Study material:

◆ ◆ ◆ ◆

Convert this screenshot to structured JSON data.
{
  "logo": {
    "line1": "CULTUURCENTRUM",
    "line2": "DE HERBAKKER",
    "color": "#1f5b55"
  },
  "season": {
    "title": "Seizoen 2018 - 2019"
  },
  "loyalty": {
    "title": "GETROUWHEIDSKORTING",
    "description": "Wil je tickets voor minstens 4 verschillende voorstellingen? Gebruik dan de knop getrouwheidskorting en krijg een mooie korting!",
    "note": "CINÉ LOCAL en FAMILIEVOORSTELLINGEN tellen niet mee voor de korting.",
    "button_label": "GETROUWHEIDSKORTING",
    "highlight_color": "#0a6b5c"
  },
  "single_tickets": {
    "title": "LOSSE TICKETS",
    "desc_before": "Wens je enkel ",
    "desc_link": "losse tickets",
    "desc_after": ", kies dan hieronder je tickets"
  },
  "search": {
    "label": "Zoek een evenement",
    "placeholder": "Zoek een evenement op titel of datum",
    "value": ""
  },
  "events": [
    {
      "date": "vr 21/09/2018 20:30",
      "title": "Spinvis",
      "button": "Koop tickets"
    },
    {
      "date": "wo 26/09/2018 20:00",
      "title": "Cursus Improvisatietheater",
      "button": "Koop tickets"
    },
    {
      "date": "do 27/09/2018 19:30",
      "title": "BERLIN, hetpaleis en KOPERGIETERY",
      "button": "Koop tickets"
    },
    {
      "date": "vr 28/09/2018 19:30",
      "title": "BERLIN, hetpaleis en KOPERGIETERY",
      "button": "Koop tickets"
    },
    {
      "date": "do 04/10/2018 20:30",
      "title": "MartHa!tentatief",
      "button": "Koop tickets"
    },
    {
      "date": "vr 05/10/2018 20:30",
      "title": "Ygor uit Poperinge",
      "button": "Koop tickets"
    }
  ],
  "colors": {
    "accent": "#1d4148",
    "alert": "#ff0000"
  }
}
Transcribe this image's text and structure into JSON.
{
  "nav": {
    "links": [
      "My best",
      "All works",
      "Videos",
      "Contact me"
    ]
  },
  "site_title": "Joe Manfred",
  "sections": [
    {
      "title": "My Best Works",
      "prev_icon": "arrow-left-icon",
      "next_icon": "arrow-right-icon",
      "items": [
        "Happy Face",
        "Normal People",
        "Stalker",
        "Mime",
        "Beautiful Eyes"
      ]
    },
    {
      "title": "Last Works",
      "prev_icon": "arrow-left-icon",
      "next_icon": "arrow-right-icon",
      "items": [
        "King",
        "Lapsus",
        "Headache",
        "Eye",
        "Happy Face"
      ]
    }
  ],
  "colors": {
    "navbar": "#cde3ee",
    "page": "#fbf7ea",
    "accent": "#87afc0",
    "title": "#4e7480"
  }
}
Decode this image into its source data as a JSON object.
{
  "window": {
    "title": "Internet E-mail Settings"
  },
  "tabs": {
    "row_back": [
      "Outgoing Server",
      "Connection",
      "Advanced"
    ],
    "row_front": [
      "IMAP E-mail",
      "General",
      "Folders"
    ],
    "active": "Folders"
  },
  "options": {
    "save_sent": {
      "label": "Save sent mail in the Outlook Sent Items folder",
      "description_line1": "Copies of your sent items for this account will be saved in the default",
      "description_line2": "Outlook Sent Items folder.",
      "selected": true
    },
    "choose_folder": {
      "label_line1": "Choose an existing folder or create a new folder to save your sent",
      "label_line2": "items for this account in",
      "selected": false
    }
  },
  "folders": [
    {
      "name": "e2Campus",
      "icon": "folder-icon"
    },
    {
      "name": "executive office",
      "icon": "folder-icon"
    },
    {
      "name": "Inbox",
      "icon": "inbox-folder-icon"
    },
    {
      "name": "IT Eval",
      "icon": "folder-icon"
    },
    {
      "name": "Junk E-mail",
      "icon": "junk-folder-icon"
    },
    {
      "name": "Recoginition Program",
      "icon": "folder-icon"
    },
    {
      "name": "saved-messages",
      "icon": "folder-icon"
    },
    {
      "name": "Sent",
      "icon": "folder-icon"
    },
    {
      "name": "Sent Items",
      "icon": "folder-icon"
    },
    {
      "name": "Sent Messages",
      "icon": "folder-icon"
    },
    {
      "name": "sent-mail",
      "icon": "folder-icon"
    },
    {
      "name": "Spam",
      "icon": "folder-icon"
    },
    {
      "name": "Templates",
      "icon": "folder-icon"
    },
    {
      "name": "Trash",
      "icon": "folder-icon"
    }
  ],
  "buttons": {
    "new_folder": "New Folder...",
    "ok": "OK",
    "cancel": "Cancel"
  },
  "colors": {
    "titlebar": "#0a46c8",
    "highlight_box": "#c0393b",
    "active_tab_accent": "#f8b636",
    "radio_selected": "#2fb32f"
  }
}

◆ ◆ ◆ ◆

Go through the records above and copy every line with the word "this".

Exercise result:
Convert this screenshot to structured JSON data.
Transcribe this image's text and structure into JSON.
Decode this image into its source data as a JSON object.
      "description_line1": "Copies of your sent items for this account will be saved in the default",
      "label_line2": "items for this account in",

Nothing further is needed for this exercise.